### The task
Would you print the records below without changing anything?

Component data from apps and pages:
------------------------------

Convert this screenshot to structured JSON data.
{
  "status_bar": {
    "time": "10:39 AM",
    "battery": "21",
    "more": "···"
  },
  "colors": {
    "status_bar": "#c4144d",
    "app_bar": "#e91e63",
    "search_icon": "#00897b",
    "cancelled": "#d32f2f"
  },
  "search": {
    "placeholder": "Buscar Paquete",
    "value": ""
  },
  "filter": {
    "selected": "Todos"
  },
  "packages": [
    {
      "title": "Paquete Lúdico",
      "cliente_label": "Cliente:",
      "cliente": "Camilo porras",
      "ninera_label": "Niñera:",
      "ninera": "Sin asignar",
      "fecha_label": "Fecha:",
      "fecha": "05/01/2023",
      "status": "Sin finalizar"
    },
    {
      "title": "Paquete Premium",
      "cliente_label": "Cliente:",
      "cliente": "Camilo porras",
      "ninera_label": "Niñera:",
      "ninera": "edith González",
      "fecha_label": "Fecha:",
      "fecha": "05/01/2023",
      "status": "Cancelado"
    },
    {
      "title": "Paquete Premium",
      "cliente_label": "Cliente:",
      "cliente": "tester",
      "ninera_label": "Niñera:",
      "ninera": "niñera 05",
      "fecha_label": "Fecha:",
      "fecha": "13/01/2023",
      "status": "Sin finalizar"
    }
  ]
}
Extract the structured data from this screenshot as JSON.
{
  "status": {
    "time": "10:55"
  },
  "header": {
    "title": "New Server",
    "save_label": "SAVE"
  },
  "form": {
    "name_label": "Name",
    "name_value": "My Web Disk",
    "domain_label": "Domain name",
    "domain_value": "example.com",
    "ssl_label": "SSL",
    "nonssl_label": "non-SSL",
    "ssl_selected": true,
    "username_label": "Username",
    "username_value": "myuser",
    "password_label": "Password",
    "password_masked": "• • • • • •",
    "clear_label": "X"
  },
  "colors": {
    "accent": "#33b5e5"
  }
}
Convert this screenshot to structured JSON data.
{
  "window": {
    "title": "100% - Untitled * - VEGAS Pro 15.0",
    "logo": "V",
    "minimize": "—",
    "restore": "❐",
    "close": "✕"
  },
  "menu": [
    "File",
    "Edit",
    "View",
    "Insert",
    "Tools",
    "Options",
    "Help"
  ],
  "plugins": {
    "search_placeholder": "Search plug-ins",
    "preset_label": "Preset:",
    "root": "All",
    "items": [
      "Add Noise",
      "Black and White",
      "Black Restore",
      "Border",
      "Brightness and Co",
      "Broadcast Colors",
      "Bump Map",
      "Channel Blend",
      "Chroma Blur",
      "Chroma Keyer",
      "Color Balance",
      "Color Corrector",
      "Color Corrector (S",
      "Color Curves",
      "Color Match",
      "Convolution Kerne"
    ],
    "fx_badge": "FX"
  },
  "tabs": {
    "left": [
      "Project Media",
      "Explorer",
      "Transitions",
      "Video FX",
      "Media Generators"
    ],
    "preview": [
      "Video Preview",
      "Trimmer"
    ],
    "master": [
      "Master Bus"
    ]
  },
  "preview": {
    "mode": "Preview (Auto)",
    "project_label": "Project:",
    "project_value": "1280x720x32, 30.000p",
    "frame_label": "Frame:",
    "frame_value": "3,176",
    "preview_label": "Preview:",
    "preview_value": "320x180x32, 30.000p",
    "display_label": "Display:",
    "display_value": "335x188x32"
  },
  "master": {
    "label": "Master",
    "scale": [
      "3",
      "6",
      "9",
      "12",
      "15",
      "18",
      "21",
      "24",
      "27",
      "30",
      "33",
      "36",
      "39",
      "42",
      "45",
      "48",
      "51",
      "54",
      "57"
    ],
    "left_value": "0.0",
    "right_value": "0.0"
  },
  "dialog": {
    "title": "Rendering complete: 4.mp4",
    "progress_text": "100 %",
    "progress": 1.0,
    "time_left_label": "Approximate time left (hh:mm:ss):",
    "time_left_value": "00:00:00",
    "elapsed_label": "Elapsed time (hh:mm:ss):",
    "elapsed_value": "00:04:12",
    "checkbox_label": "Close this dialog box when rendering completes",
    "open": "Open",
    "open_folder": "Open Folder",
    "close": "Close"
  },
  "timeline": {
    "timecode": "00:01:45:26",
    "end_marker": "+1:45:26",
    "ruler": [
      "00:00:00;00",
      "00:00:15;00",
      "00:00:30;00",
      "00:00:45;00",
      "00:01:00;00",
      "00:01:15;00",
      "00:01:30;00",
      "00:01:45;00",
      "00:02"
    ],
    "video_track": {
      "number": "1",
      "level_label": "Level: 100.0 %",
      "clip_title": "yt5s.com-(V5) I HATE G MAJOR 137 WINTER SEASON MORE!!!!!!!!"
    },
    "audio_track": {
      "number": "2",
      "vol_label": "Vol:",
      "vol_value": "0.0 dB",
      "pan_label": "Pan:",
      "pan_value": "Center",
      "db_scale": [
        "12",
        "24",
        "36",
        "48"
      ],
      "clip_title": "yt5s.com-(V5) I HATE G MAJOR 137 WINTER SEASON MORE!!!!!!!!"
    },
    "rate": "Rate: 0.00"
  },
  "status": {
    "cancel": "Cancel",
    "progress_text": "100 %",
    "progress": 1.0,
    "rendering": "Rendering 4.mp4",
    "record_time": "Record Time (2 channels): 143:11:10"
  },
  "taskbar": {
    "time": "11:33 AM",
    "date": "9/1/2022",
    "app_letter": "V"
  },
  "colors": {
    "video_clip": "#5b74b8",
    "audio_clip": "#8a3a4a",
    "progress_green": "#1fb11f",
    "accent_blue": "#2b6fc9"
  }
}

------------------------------

### Solution for this task
Convert this screenshot to structured JSON data.
{
  "status_bar": {
    "time": "10:39 AM",
    "battery": "21",
    "more": "···"
  },
  "colors": {
    "status_bar": "#c4144d",
    "app_bar": "#e91e63",
    "search_icon": "#00897b",
    "cancelled": "#d32f2f"
  },
  "search": {
    "placeholder": "Buscar Paquete",
    "value": ""
  },
  "filter": {
    "selected": "Todos"
  },
  "packages": [
    {
      "title": "Paquete Lúdico",
      "cliente_label": "Cliente:",
      "cliente": "Camilo porras",
      "ninera_label": "Niñera:",
      "ninera": "Sin asignar",
      "fecha_label": "Fecha:",
      "fecha": "05/01/2023",
      "status": "Sin finalizar"
    },
    {
      "title": "Paquete Premium",
      "cliente_label": "Cliente:",
      "cliente": "Camilo porras",
      "ninera_label": "Niñera:",
      "ninera": "edith González",
      "fecha_label": "Fecha:",
      "fecha": "05/01/2023",
      "status": "Cancelado"
    },
    {
      "title": "Paquete Premium",
      "cliente_label": "Cliente:",
      "cliente": "tester",
      "ninera_label": "Niñera:",
      "ninera": "niñera 05",
      "fecha_label": "Fecha:",
      "fecha": "13/01/2023",
      "status": "Sin finalizar"
    }
  ]
}
Extract the structured data from this screenshot as JSON.
{
  "status": {
    "time": "10:55"
  },
  "header": {
    "title": "New Server",
    "save_label": "SAVE"
  },
  "form": {
    "name_label": "Name",
    "name_value": "My Web Disk",
    "domain_label": "Domain name",
    "domain_value": "example.com",
    "ssl_label": "SSL",
    "nonssl_label": "non-SSL",
    "ssl_selected": true,
    "username_label": "Username",
    "username_value": "myuser",
    "password_label": "Password",
    "password_masked": "• • • • • •",
    "clear_label": "X"
  },
  "colors": {
    "accent": "#33b5e5"
  }
}
Convert this screenshot to structured JSON data.
{
  "window": {
    "title": "100% - Untitled * - VEGAS Pro 15.0",
    "logo": "V",
    "minimize": "—",
    "restore": "❐",
    "close": "✕"
  },
  "menu": [
    "File",
    "Edit",
    "View",
    "Insert",
    "Tools",
    "Options",
    "Help"
  ],
  "plugins": {
    "search_placeholder": "Search plug-ins",
    "preset_label": "Preset:",
    "root": "All",
    "items": [
      "Add Noise",
      "Black and White",
      "Black Restore",
      "Border",
      "Brightness and Co",
      "Broadcast Colors",
      "Bump Map",
      "Channel Blend",
      "Chroma Blur",
      "Chroma Keyer",
      "Color Balance",
      "Color Corrector",
      "Color Corrector (S",
      "Color Curves",
      "Color Match",
      "Convolution Kerne"
    ],
    "fx_badge": "FX"
  },
  "tabs": {
    "left": [
      "Project Media",
      "Explorer",
      "Transitions",
      "Video FX",
      "Media Generators"
    ],
    "preview": [
      "Video Preview",
      "Trimmer"
    ],
    "master": [
      "Master Bus"
    ]
  },
  "preview": {
    "mode": "Preview (Auto)",
    "project_label": "Project:",
    "project_value": "1280x720x32, 30.000p",
    "frame_label": "Frame:",
    "frame_value": "3,176",
    "preview_label": "Preview:",
    "preview_value": "320x180x32, 30.000p",
    "display_label": "Display:",
    "display_value": "335x188x32"
  },
  "master": {
    "label": "Master",
    "scale": [
      "3",
      "6",
      "9",
      "12",
      "15",
      "18",
      "21",
      "24",
      "27",
      "30",
      "33",
      "36",
      "39",
      "42",
      "45",
      "48",
      "51",
      "54",
      "57"
    ],
    "left_value": "0.0",
    "right_value": "0.0"
  },
  "dialog": {
    "title": "Rendering complete: 4.mp4",
    "progress_text": "100 %",
    "progress": 1.0,
    "time_left_label": "Approximate time left (hh:mm:ss):",
    "time_left_value": "00:00:00",
    "elapsed_label": "Elapsed time (hh:mm:ss):",
    "elapsed_value": "00:04:12",
    "checkbox_label": "Close this dialog box when rendering completes",
    "open": "Open",
    "open_folder": "Open Folder",
    "close": "Close"
  },
  "timeline": {
    "timecode": "00:01:45:26",
    "end_marker": "+1:45:26",
    "ruler": [
      "00:00:00;00",
      "00:00:15;00",
      "00:00:30;00",
      "00:00:45;00",
      "00:01:00;00",
      "00:01:15;00",
      "00:01:30;00",
      "00:01:45;00",
      "00:02"
    ],
    "video_track": {
      "number": "1",
      "level_label": "Level: 100.0 %",
      "clip_title": "yt5s.com-(V5) I HATE G MAJOR 137 WINTER SEASON MORE!!!!!!!!"
    },
    "audio_track": {
      "number": "2",
      "vol_label": "Vol:",
      "vol_value": "0.0 dB",
      "pan_label": "Pan:",
      "pan_value": "Center",
      "db_scale": [
        "12",
        "24",
        "36",
        "48"
      ],
      "clip_title": "yt5s.com-(V5) I HATE G MAJOR 137 WINTER SEASON MORE!!!!!!!!"
    },
    "rate": "Rate: 0.00"
  },
  "status": {
    "cancel": "Cancel",
    "progress_text": "100 %",
    "progress": 1.0,
    "rendering": "Rendering 4.mp4",
    "record_time": "Record Time (2 channels): 143:11:10"
  },
  "taskbar": {
    "time": "11:33 AM",
    "date": "9/1/2022",
    "app_letter": "V"
  },
  "colors": {
    "video_clip": "#5b74b8",
    "audio_clip": "#8a3a4a",
    "progress_green": "#1fb11f",
    "accent_blue": "#2b6fc9"
  }
}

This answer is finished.